Flu-proofing your course

Feb 5, 2010

Flu-Proofing Your Course: Planning Your Course to Anticipate Student Absences

Because there is a possibility that either you or many of your students may be absent from your course during the semester due to flu-related illness, it is important to develop contingency plans so that the course can continue and the students can complete essential components of the course. These contingencies can be reflected in your syllabus in areas of assignments, alternative in-class participation requirements, attendance and make up requirements, course calendar, and communication arrangements. 

Jan 11, 2010

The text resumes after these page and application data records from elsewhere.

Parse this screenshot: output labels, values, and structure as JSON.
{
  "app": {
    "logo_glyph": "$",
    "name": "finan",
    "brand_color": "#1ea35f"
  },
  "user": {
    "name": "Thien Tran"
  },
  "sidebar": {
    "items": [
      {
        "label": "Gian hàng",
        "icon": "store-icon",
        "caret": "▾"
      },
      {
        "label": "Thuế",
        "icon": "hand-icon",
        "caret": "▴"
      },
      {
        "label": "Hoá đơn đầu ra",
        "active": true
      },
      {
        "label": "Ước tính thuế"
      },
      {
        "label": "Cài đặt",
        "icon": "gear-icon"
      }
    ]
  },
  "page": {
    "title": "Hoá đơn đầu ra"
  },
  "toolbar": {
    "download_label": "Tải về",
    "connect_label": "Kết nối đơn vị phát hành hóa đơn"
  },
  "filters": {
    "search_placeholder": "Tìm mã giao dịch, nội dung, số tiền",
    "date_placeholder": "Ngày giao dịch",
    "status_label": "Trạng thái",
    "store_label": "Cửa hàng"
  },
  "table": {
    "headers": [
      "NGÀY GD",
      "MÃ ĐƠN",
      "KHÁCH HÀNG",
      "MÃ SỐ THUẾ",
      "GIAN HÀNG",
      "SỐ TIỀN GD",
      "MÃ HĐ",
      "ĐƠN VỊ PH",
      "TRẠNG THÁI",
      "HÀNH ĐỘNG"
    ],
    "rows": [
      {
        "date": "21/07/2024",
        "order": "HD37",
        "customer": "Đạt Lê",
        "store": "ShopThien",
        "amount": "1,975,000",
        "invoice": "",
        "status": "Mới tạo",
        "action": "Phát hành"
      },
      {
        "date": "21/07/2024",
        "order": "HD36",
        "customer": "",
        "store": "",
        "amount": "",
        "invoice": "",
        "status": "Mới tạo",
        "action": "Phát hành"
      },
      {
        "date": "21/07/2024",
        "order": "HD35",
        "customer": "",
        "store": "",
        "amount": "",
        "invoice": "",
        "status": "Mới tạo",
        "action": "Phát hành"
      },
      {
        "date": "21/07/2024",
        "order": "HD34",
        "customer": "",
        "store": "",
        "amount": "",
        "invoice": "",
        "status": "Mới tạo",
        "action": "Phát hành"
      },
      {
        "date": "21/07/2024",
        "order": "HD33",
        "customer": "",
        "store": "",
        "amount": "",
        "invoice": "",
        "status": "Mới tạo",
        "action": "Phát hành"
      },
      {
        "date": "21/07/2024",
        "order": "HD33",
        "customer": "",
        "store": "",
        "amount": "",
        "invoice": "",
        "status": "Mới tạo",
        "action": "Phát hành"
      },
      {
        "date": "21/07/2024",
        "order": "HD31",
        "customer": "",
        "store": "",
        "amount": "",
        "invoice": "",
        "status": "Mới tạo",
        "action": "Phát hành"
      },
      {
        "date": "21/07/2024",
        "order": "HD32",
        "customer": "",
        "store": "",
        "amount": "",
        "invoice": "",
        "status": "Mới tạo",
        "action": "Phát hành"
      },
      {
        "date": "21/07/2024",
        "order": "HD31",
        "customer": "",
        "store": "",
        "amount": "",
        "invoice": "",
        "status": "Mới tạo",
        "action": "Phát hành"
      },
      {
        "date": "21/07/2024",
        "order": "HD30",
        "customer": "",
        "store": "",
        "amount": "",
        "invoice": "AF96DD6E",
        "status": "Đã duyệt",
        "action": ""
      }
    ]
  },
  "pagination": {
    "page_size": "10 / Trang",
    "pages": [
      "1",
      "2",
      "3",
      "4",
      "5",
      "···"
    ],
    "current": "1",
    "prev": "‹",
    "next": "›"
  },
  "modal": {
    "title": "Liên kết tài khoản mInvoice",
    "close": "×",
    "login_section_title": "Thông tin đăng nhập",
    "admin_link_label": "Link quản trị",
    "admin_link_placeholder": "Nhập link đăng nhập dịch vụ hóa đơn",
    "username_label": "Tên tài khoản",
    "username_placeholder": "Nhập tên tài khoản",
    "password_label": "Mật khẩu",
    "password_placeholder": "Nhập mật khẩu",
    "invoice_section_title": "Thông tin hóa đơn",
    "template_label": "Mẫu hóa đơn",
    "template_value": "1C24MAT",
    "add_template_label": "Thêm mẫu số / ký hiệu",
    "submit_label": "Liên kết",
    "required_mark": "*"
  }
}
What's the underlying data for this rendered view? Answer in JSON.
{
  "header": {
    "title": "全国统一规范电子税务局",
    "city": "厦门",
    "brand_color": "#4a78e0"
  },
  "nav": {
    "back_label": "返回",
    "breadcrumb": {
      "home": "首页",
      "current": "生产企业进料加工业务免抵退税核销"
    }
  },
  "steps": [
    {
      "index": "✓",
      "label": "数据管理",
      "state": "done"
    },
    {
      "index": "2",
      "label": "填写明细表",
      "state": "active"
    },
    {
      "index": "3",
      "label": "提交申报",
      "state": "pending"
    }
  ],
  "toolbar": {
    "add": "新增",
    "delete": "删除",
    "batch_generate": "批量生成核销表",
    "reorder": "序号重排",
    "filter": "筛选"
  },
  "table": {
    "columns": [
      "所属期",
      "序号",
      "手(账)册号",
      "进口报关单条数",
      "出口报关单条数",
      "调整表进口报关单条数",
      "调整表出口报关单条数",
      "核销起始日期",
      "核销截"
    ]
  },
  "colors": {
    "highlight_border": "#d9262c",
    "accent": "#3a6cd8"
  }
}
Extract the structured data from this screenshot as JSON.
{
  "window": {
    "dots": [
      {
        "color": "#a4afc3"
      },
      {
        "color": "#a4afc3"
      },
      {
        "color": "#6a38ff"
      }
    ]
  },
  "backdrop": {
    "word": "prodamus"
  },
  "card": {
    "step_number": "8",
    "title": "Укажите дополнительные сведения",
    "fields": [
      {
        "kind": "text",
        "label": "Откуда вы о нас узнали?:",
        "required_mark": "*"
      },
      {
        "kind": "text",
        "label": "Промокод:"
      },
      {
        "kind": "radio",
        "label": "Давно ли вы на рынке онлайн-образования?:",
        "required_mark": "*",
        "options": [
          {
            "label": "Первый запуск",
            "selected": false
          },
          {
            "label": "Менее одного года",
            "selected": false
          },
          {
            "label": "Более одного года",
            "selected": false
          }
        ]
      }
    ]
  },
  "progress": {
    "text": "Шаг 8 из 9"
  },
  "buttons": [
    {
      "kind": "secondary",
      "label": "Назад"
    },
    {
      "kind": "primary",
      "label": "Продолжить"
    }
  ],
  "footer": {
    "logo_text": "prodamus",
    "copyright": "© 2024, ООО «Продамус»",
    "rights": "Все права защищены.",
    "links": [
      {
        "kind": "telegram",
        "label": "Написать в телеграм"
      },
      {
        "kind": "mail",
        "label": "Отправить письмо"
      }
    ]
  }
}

Flu-Proofing Your Course: Student Presentations

If flu strikes, there are several options that will allow your students to give presentations, either to you or to everyone in the class. 

Oct 30, 2009

Flu-Proofing Your Course: Lecture Sessions

If you're unable to present your lecture in class due to the flu, there are several solutions for presenting and/or recording your lectures. Some of these solutions include using Elluminate Live!, free video services, or Rich Media. As an alternative, you can contact the NCSU Libraries and set up a list of additional readings or media viewings for your students. 

Oct 23, 2009

Flu-Proof Your Course: Assignments

An assignment is due in your course, but a student is ill and unable to attend your class to submit it. What are you (and your student) to do? One obvious solution is to use email. You could direct your students to email their assignments to you as an attachment. While this is easy to… 

Oct 15, 2009

Flu-Proof Your Course: Discussions

Coursework in a university depends on a constant dialogue among students and faculty.  Your class depends on the interaction and engagement of your students, and getting students involved in class discussions is important.  But, if illness makes it impossible for some of your students to attend class sessions, how do you keep them engaged and… 

Sep 21, 2009

“Flu-Proofing” a Course: Where do you start?

As stories related to H1N1 continue to appear in places as varied as our own Technician and in Inside Higher Education, the possibility of social distancing(at worst) or students (or you) missing more class than usual due to the flu (at best), may come to mind.  The flu may take a week, or more, to…